It may not be quite as famous as the six cello suites, but JS Bach also wrote a suite of dances for the unaccompanied flute, which only survived in a single transcript, and which after its rediscovery became known as the partita for flute (BWV 1013). Like the cello suites it involves a lot of jumping around between higher and lower registers to create the illusion that the soloist can simultaneously play the tune and the accompaniment. Here is a recording of the entire partita by Peter-Lukas Graf.
I prepared the second movement, the Corrente, for this year's festival and performed it yesterday, which was a huge challenge, but I got through in one piece. In a desperate attempt to persuade my brain that it has seen the notes before and doesn't need to panic at every accidental, I memorised it, meaning that for each line I have at one point been able to play it from memory (slowly), although some lines may have faded once I moved on to tackle the next bit. Intriguingly, even though recall from memory is too slow to be useful for performing, this helped with playing it from the sheet.
I've also learned the first movement, the allemande. The main difficulty in that one is that the composer seems to be blissfully unaware of the fact that flautists need to breathe to survive. Among the references the Wikipedia article cites, most focus on the Allemande, and one, intriguingly, even on one note, the F# in bar 20: Michel, Winfried. 1992. "'Ein Ton': Das fis im zwanzigsten Takt von Bachs Flötenpartita". In Travers und controvers: Festschrift Nikolaus Delius, edited by Mirjam Nastasi, 67–87. Celle: Hermann Moeck. ISBN 3-8754-9057-6.

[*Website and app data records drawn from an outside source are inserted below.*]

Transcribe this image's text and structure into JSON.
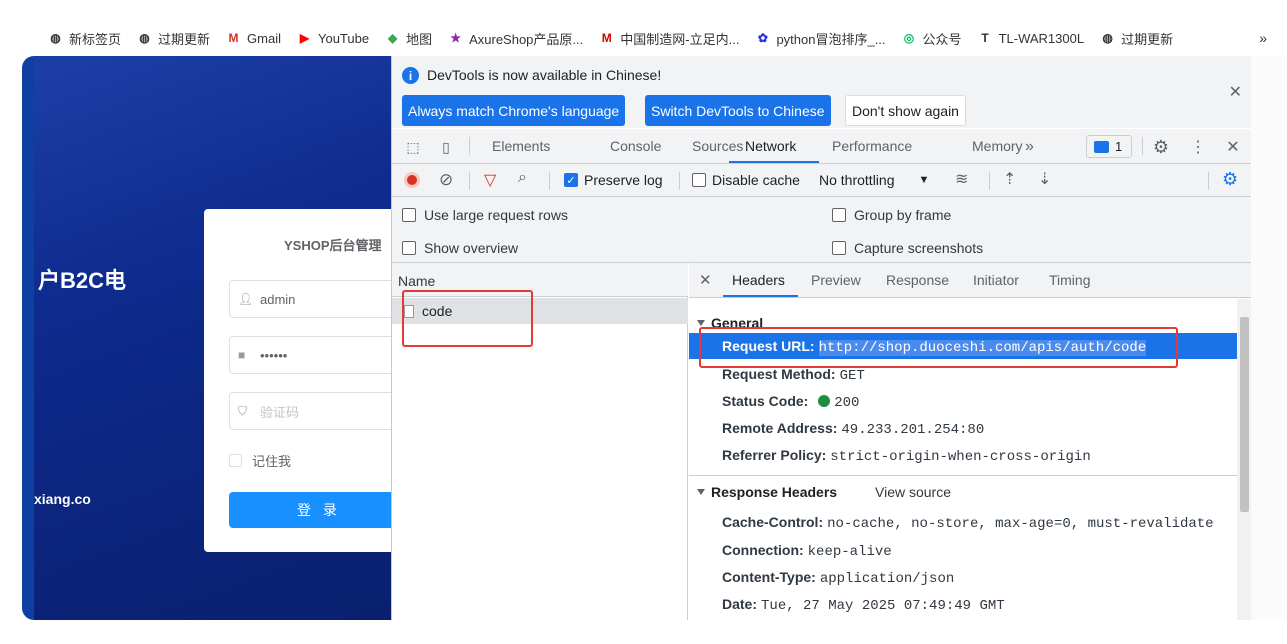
{
  "bookmarks": [
    {
      "label": "新标签页",
      "icon": "globe-icon"
    },
    {
      "label": "过期更新",
      "icon": "globe-icon"
    },
    {
      "label": "Gmail",
      "icon": "gmail-icon"
    },
    {
      "label": "YouTube",
      "icon": "youtube-icon"
    },
    {
      "label": "地图",
      "icon": "maps-icon"
    },
    {
      "label": "AxureShop产品原...",
      "icon": "axure-icon"
    },
    {
      "label": "中国制造网-立足内...",
      "icon": "made-in-china-icon"
    },
    {
      "label": "python冒泡排序_...",
      "icon": "baidu-icon"
    },
    {
      "label": "公众号",
      "icon": "wechat-icon"
    },
    {
      "label": "TL-WAR1300L",
      "icon": "tplink-icon"
    },
    {
      "label": "过期更新",
      "icon": "globe-icon"
    }
  ],
  "bookmarks_more": "»",
  "page": {
    "heading": "户B2C电",
    "site": "xiang.co",
    "login": {
      "title": "YSHOP后台管理",
      "username": "admin",
      "password": "••••••",
      "captcha_placeholder": "验证码",
      "remember": "记住我",
      "submit": "登 录"
    }
  },
  "devtools": {
    "notice": {
      "text": "DevTools is now available in Chinese!",
      "btn_match": "Always match Chrome's language",
      "btn_switch": "Switch DevTools to Chinese",
      "btn_dismiss": "Don't show again"
    },
    "tabs": [
      "Elements",
      "Console",
      "Sources",
      "Network",
      "Performance",
      "Memory"
    ],
    "active_tab": "Network",
    "more_tabs": "»",
    "issues_count": "1",
    "network": {
      "preserve_log": "Preserve log",
      "disable_cache": "Disable cache",
      "throttling": "No throttling",
      "options": {
        "large_rows": "Use large request rows",
        "overview": "Show overview",
        "group_by_frame": "Group by frame",
        "capture_screenshots": "Capture screenshots"
      },
      "name_header": "Name",
      "requests": [
        "code"
      ]
    },
    "detail": {
      "tabs": [
        "Headers",
        "Preview",
        "Response",
        "Initiator",
        "Timing"
      ],
      "general_title": "General",
      "general": [
        {
          "k": "Request URL:",
          "v": "http://shop.duoceshi.com/apis/auth/code"
        },
        {
          "k": "Request Method:",
          "v": "GET"
        },
        {
          "k": "Status Code:",
          "v": "200"
        },
        {
          "k": "Remote Address:",
          "v": "49.233.201.254:80"
        },
        {
          "k": "Referrer Policy:",
          "v": "strict-origin-when-cross-origin"
        }
      ],
      "response_title": "Response Headers",
      "view_source": "View source",
      "response": [
        {
          "k": "Cache-Control:",
          "v": "no-cache, no-store, max-age=0, must-revalidate"
        },
        {
          "k": "Connection:",
          "v": "keep-alive"
        },
        {
          "k": "Content-Type:",
          "v": "application/json"
        },
        {
          "k": "Date:",
          "v": "Tue, 27 May 2025 07:49:49 GMT"
        }
      ]
    }
  },
  "colors": {
    "accent": "#1a73e8",
    "highlight_box": "#e53935",
    "status_ok": "#1e8e3e",
    "page_bg": "#0d2a8c",
    "login_btn": "#1890ff"
  }
}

I will also go through the last two movements, but at first reading they seem to be much more accessible than the Corrente.
So here comes the still life with Grandfather(ish) clock:
Again, a score found at Oxfam, and based on the copyright date it could be as old as I am.
PS: A couple of weeks after the performance, I've now decided to move from father to son ....